AMR: When the ANC (African National Congress) took over the mining companies it left a lot of affluent businessmen as prime targets by organized crime. Mormon businessmen who were the middlemen and wholesalers were targets for attacks, hijacking, theft. They were being threatened with nothing to protect them.

MS: That’s where you came in.

AMR: Yes boss. (More chuckling)

MS: Were they just threats? Were you just in charge of preparation and security or did you have to…

AMR: Yes, there were many times I had to stop a physical threat.

MS: Can you tell me a little of your background in security?

AMR: After that, I moved to Holland in 2000 as a training instructor for Executive and Personal protection and security details. Then I moved on from there.

MS: Anything specific?


MS: Those are a lot of acronyms. When did you join the US Army?

AMR: I moved to America when I was 34 and joined the Army. I have done 16 deployments altogether.

army group in Iraq
Image courtesy Amr Mohamed

MS: Last year, when you were captured?

AMR: I was in Baghdad.

MS: Can we talk about that?

AMR: Yes, yes. What do you want to know?

MS: What do you do to cope with what happened to you?

AMR: What do you mean?

MS: Do you have hobbies, therapy, physical activities to help you heal?

AMR: Heal from what? I know what you are trying to say, but Megan, I do not live in fear. I do not linger on the past. I have lost a lot of brothers. I have been stabbed, shot and captured. Tortured with electric wires and forced in stress positions, but you cannot linger in the past.

If you let yourself slip into that fear it is like an avalanche, everything starts to fall. But it is all in the past. I will not use this as a crutch to cripple me. Every scar reminds me that I am alive. I am a survivor. God wants me alive for a reason. I do not know what that reason is.Amr Moslem who loves Mormons

I wake up every morning thankful that my hands are not in chains. I am thankful for what God gives me: that I have water and am eating nice meals. I can feel the grass under my feet and everything is more colorful than before.

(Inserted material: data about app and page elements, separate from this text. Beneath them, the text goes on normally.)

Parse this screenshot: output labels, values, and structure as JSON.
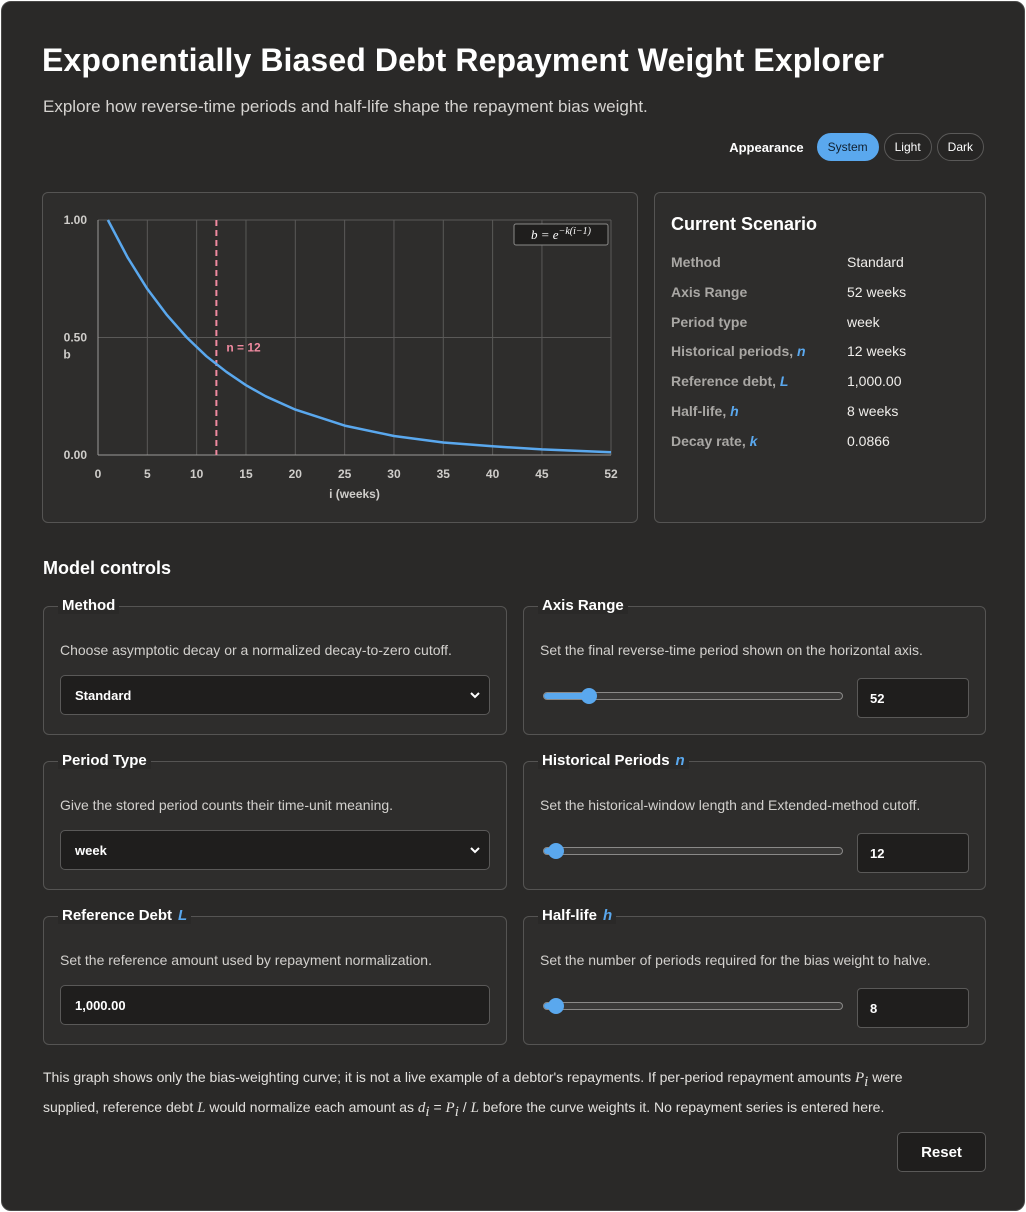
{
  "app": {
    "title": "Exponentially Biased Debt Repayment Weight Explorer",
    "subtitle": "Explore how reverse-time periods and half-life shape the repayment bias weight."
  },
  "appearance": {
    "label": "Appearance",
    "options": [
      "System",
      "Light",
      "Dark"
    ],
    "selected": "System"
  },
  "chart_data": {
    "type": "line",
    "title": "",
    "formula": "b = e^{-k(i-1)}",
    "xlabel": "i (weeks)",
    "ylabel": "b",
    "xlim": [
      0,
      52
    ],
    "ylim": [
      0,
      1
    ],
    "x_ticks": [
      "0",
      "5",
      "10",
      "15",
      "20",
      "25",
      "30",
      "35",
      "40",
      "45",
      "52"
    ],
    "y_ticks": [
      "1.00",
      "0.50",
      "0.00"
    ],
    "grid": true,
    "marker": {
      "x": 12,
      "label": "n = 12",
      "color": "#f08aa0"
    },
    "series": [
      {
        "color": "#5aa8ee",
        "x": [
          1,
          3,
          5,
          7,
          9,
          11,
          13,
          15,
          17,
          20,
          25,
          30,
          35,
          40,
          45,
          52
        ],
        "y": [
          1.0,
          0.841,
          0.707,
          0.595,
          0.5,
          0.42,
          0.354,
          0.297,
          0.25,
          0.193,
          0.125,
          0.081,
          0.053,
          0.037,
          0.024,
          0.012
        ]
      }
    ]
  },
  "scenario": {
    "title": "Current Scenario",
    "rows": [
      {
        "key": "Method",
        "sym": "",
        "value": "Standard"
      },
      {
        "key": "Axis Range",
        "sym": "",
        "value": "52 weeks"
      },
      {
        "key": "Period type",
        "sym": "",
        "value": "week"
      },
      {
        "key": "Historical periods,",
        "sym": "n",
        "value": "12 weeks"
      },
      {
        "key": "Reference debt,",
        "sym": "L",
        "value": "1,000.00"
      },
      {
        "key": "Half-life,",
        "sym": "h",
        "value": "8 weeks"
      },
      {
        "key": "Decay rate,",
        "sym": "k",
        "value": "0.0866"
      }
    ]
  },
  "controls": {
    "section_title": "Model controls",
    "method": {
      "legend": "Method",
      "desc": "Choose asymptotic decay or a normalized decay-to-zero cutoff.",
      "value": "Standard"
    },
    "axis_range": {
      "legend": "Axis Range",
      "desc": "Set the final reverse-time period shown on the horizontal axis.",
      "value": "52",
      "fraction": 0.15
    },
    "period_type": {
      "legend": "Period Type",
      "desc": "Give the stored period counts their time-unit meaning.",
      "value": "week"
    },
    "historical_periods": {
      "legend": "Historical Periods",
      "sym": "n",
      "desc": "Set the historical-window length and Extended-method cutoff.",
      "value": "12",
      "fraction": 0.04
    },
    "reference_debt": {
      "legend": "Reference Debt",
      "sym": "L",
      "desc": "Set the reference amount used by repayment normalization.",
      "value": "1,000.00"
    },
    "half_life": {
      "legend": "Half-life",
      "sym": "h",
      "desc": "Set the number of periods required for the bias weight to halve.",
      "value": "8",
      "fraction": 0.04
    }
  },
  "footnote": {
    "part1": "This graph shows only the bias-weighting curve; it is not a live example of a debtor's repayments. If per-period repayment amounts ",
    "p_sym": "P",
    "p_sub": "i",
    "part2": " were supplied, reference debt ",
    "l_sym": "L",
    "part3": " would normalize each amount as ",
    "d_sym": "d",
    "d_sub": "i",
    "eq": " = ",
    "p2_sym": "P",
    "p2_sub": "i",
    "div": " / ",
    "l2_sym": "L",
    "part4": " before the curve weights it. No repayment series is entered here."
  },
  "reset_label": "Reset"
}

MS: Thank you my friend. Thank you for this interview, for your time and for your service. Just, thank you. And thank you for loving Mormons!

AMR: You are welcome. I love Mormons! Don’t forget you promised to introduce me to some single Mormon women, I will hold you to it boss.

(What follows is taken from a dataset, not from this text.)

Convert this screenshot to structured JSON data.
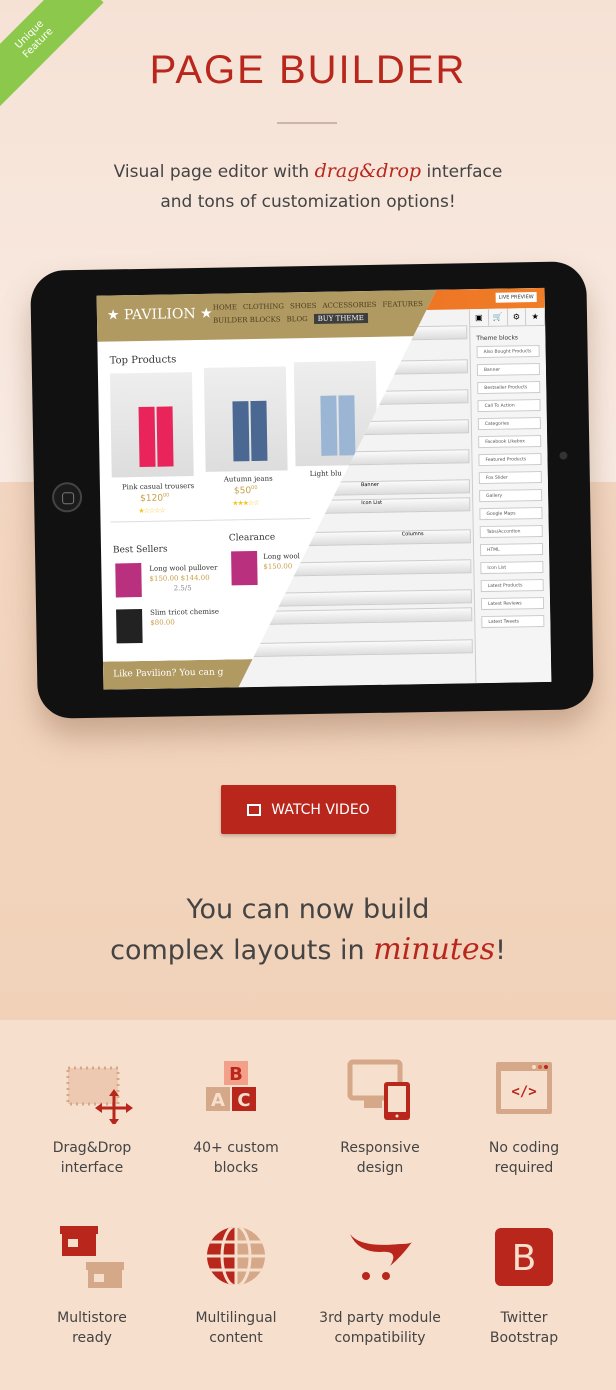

<<All too often the media pins us against each other.

Christian against Muslim.

White versus black.

Wealth overlooking poverty.

But this doesn’t have to be the mantra that we repeat. We are united in our faiths, in our
humanity, in our need to endure. We can fight together against the crippling effect of “us versus them” mentality so that we can all start to see the world as vibrant and as beautiful as my new friend does.

Thank you Amr for helping me see just how colorful life can be.>>

[End Transcript]

For more information about Amr’s experience, check out the following news coverage:

Remember the 3 Americans kidnapped in Iraq? Here’s the real story

Iraqi Cleric Faces Novel Suit on Hostage-Taking


Megan is a thirty-something single mom blogger who lives in Portland, OR. She has worked in Pharmacy for the past 15 years and spends her free time free-lance writing for parenting blogs and writing fiction. When in "time-out" (of her own accord) she reads and writes, then reads some more. Her historical fiction novella is available on Amazon The Max Effect.